Try it: For every line that contains the string "text", pull that line out of the material below.

Recorded information:
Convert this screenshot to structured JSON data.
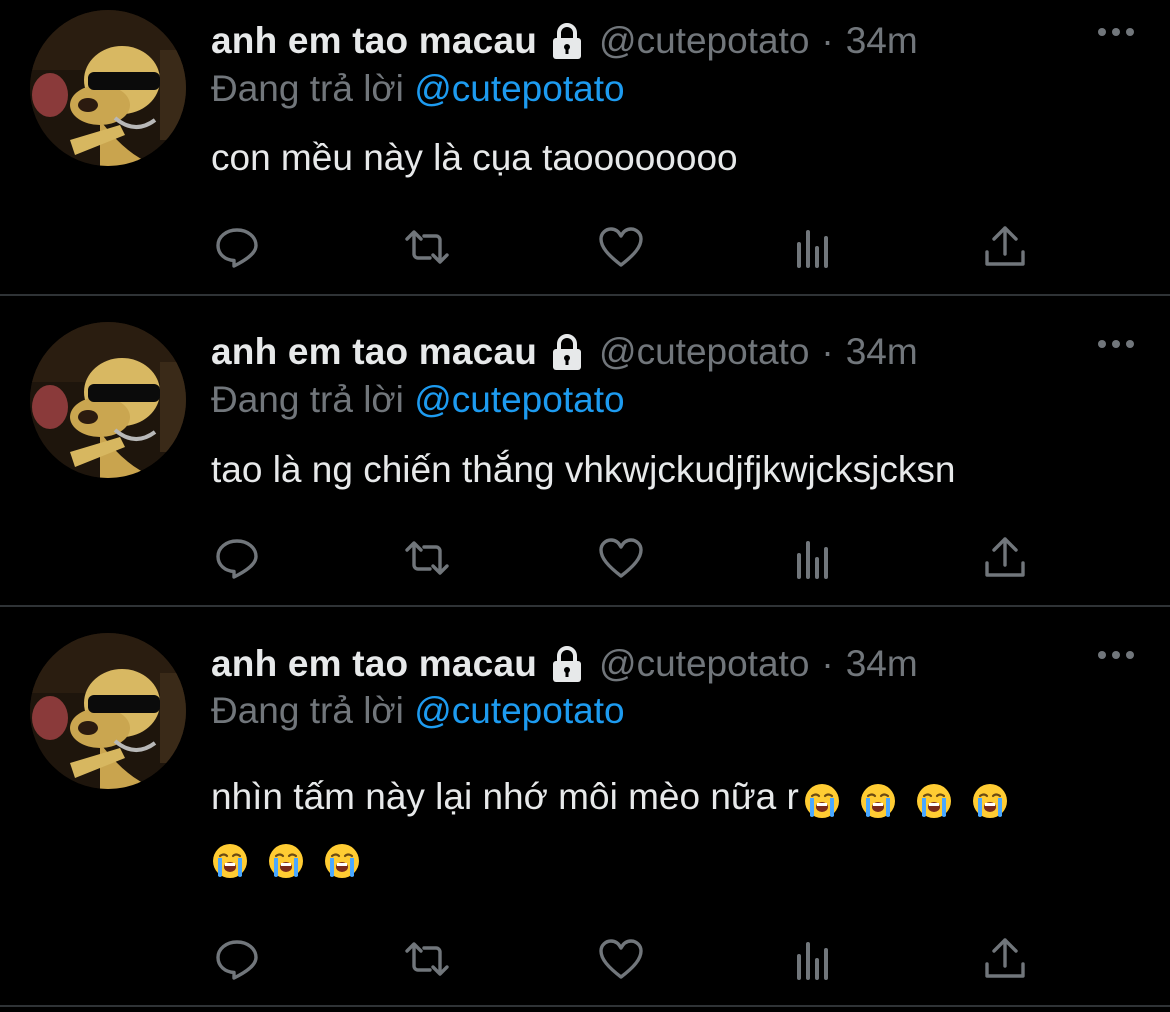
{
  "tweets": [
    {
      "name": "anh em tao macau",
      "handle": "@cutepotato",
      "dot": "·",
      "time": "34m",
      "replying_prefix": "Đang trả lời",
      "replying_to": "@cutepotato",
      "text": "con mều này là cụa taoooooooo",
      "emojis": []
    },
    {
      "name": "anh em tao macau",
      "handle": "@cutepotato",
      "dot": "·",
      "time": "34m",
      "replying_prefix": "Đang trả lời",
      "replying_to": "@cutepotato",
      "text": "tao là ng chiến thắng vhkwjckudjfjkwjcksjcksn",
      "emojis": []
    },
    {
      "name": "anh em tao macau",
      "handle": "@cutepotato",
      "dot": "·",
      "time": "34m",
      "replying_prefix": "Đang trả lời",
      "replying_to": "@cutepotato",
      "text": "nhìn tấm này lại nhớ môi mèo nữa r",
      "emojis": [
        "loudly-crying-face",
        "loudly-crying-face",
        "loudly-crying-face",
        "loudly-crying-face",
        "loudly-crying-face",
        "loudly-crying-face",
        "loudly-crying-face"
      ]
    }
  ],
  "icons": {
    "lock": "lock-icon",
    "more": "more-icon",
    "reply": "reply-icon",
    "retweet": "retweet-icon",
    "like": "heart-icon",
    "views": "analytics-icon",
    "share": "share-icon"
  },
  "colors": {
    "background": "#000000",
    "text": "#e7e9ea",
    "secondary": "#71767b",
    "accent": "#1d9bf0",
    "divider": "#2f3336"
  }
}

Reply to the task:
      "text": "con mều này là cụa taoooooooo",
      "text": "tao là ng chiến thắng vhkwjckudjfjkwjcksjcksn",
      "text": "nhìn tấm này lại nhớ môi mèo nữa r",
    "text": "#e7e9ea",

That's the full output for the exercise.